Ukraine’s president has condemned the latest attack against the Zaporizhzhia power plant, joining a growing list of critics arguing the assault put the “European continent in danger”.
On Thursday, more than 80 Russian missiles and a smaller number of exploding drones hit residential buildings and critical infrastructure across Ukraine, killing six people and leaving hundreds of thousands without heat or electricity.
The attack also put Europe’s largest nuclear plant at risk by knocking it off the power grid for nearly half of the day before it was reconnected. Because nuclear reactors need constant power to run cooling systems to avoid a meltdown, the latest power loss raised the spectre of a nuclear catastrophe.
In his latest comments, Ukraine’s President Volodymyr Zelenskyy argued that the attack put his country in “a critical situation.” And he called for his allies to implement sanctions against Russia’s nuclear industry.

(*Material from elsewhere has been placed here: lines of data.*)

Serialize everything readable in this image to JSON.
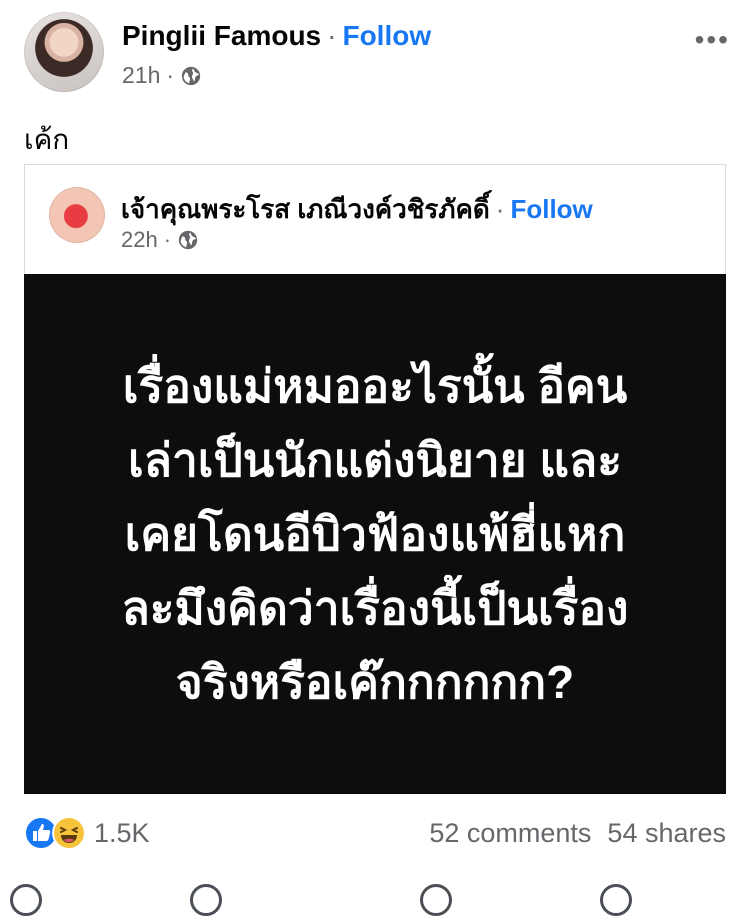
{
  "post": {
    "author": "Pinglii Famous",
    "follow_label": "Follow",
    "time": "21h",
    "separator": "·",
    "more_label": "•••",
    "text": "เค้ก"
  },
  "shared": {
    "author": "เจ้าคุณพระโรส เภณีวงค์วชิรภัคดิ์",
    "follow_label": "Follow",
    "time": "22h",
    "separator": "·",
    "image_lines": [
      "เรื่องแม่หมออะไรนั้น อีคน",
      "เล่าเป็นนักแต่งนิยาย และ",
      "เคยโดนอีบิวฟ้องแพ้ฮี่แหก",
      "ละมึงคิดว่าเรื่องนี้เป็นเรื่อง",
      "จริงหรือเค๊กกกกกก?"
    ]
  },
  "stats": {
    "reaction_count": "1.5K",
    "comments": "52 comments",
    "shares": "54 shares"
  },
  "colors": {
    "accent": "#1877f2",
    "muted": "#65676b",
    "image_bg": "#0d0d0d"
  },
  "icons": [
    "globe-icon",
    "more-icon",
    "like-icon",
    "haha-icon"
  ]
}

“Russia is deliberately creating a critical situation at our nuclear facilities,” he said. “This simply means, by definition, that Russia cannot be a bona fide participant in any relations in the nuclear sphere.

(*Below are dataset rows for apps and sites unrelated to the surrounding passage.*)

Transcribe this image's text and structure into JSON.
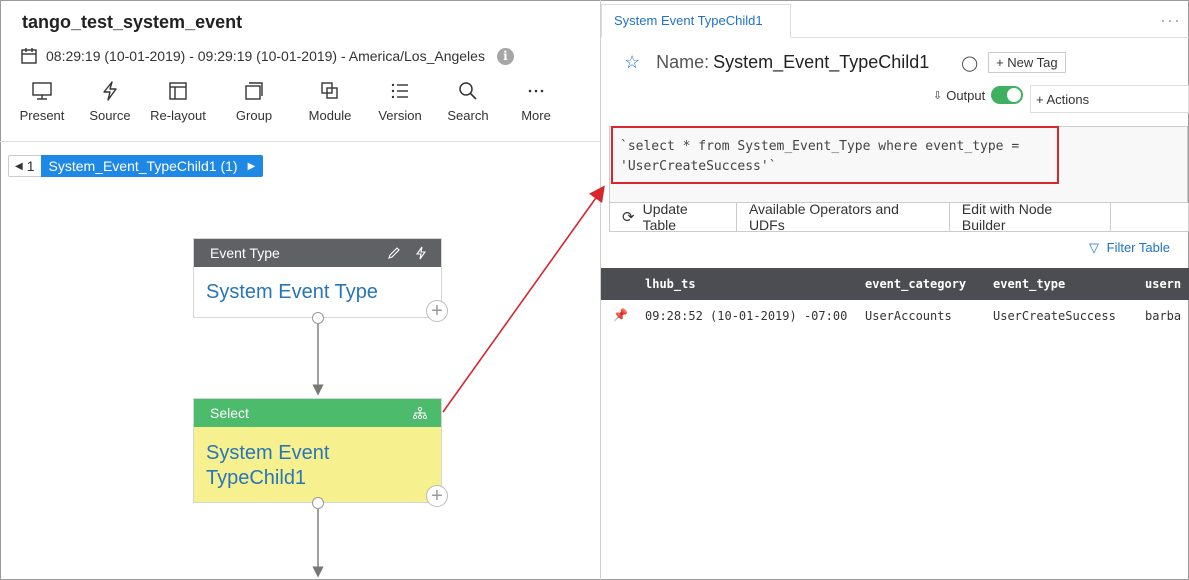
{
  "app": {
    "title": "tango_test_system_event",
    "time_range": "08:29:19 (10-01-2019) - 09:29:19 (10-01-2019) - America/Los_Angeles",
    "info_icon": "i"
  },
  "toolbar": {
    "items": [
      {
        "label": "Present",
        "icon": "monitor-icon"
      },
      {
        "label": "Source",
        "icon": "bolt-icon"
      },
      {
        "label": "Re-layout",
        "icon": "layout-icon"
      },
      {
        "label": "Group",
        "icon": "group-icon"
      },
      {
        "label": "Module",
        "icon": "module-icon"
      },
      {
        "label": "Version",
        "icon": "list-icon"
      },
      {
        "label": "Search",
        "icon": "search-icon"
      },
      {
        "label": "More",
        "icon": "more-icon"
      }
    ]
  },
  "breadcrumb": {
    "number": "1",
    "label": "System_Event_TypeChild1 (1)"
  },
  "nodes": {
    "event_type": {
      "header": "Event Type",
      "body": "System Event Type",
      "header_color": "#5f6165"
    },
    "select": {
      "header": "Select",
      "body_line1": "System Event",
      "body_line2": "TypeChild1",
      "header_color": "#4cbb6c",
      "body_bg": "#f6f08f"
    }
  },
  "detail": {
    "tab_label": "System Event TypeChild1",
    "kebab": "···",
    "name_label": "Name:",
    "name_value": "System_Event_TypeChild1",
    "new_tag_label": "+ New Tag",
    "output_label": "Output",
    "actions_label": "+ Actions",
    "query_line1": "`select * from System_Event_Type where event_type =",
    "query_line2": "'UserCreateSuccess'`",
    "buttons": {
      "update": "Update Table",
      "operators": "Available Operators and UDFs",
      "builder": "Edit with Node Builder"
    },
    "filter_label": "Filter Table"
  },
  "table": {
    "columns": [
      "lhub_ts",
      "event_category",
      "event_type",
      "usern"
    ],
    "rows": [
      [
        "09:28:52 (10-01-2019) -07:00",
        "UserAccounts",
        "UserCreateSuccess",
        "barba"
      ]
    ]
  },
  "colors": {
    "accent": "#1e88e5",
    "annotation": "#d8252e",
    "toggle_on": "#3fb05f"
  }
}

“The sooner the Russian nuclear industry is subjected to sanctions, the safer the world will be. A terrorist state cannot be allowed to use any nuclear facilities anywhere in the world for terror.”
The European Commission reportedly abandoned plans to include Moscow’s nuclear sector in their latest sanctions package last month.

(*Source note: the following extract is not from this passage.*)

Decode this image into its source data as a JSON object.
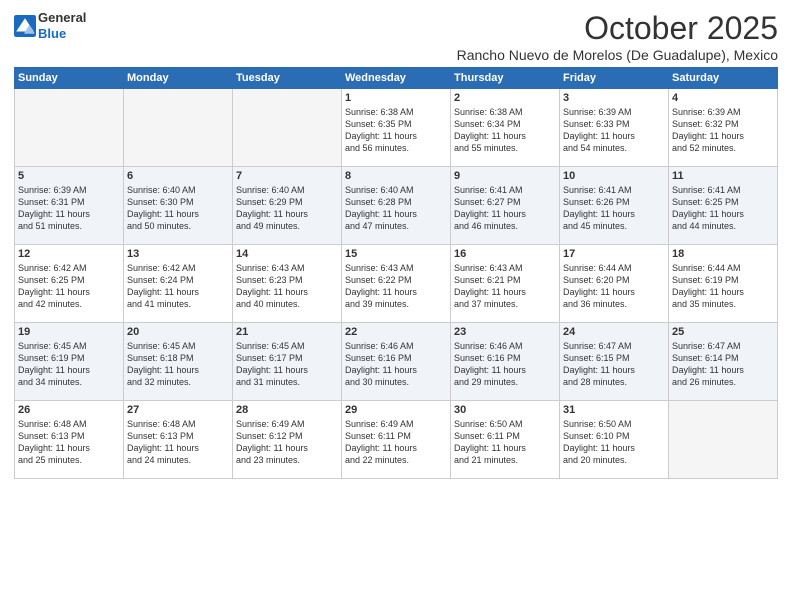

Zelenskyy’s comments join others in the international community who have condemned the attack on the plant.
The European Union’s Foreign Policy Chief Josep Borrell called the attack a ‘serious breach’ of nuclear safety.
“Zaporizhzhia is the biggest nuclear power plant in Europe… And Russia is putting in danger the entirety of our joint European continent, Russia included,” he said.
The director general of the International Atomic Energy Agency, Rafael Grossi, has previously warned that “we are playing with fire” when it came to the nuclear power plant.
And in a speech in Vienna on Thursday, he said: “Each time we are rolling a dice. And if we allow this to continue time after time then one day our luck will run out.”
“If we allow this to continue time after time then one day our luck will run out.”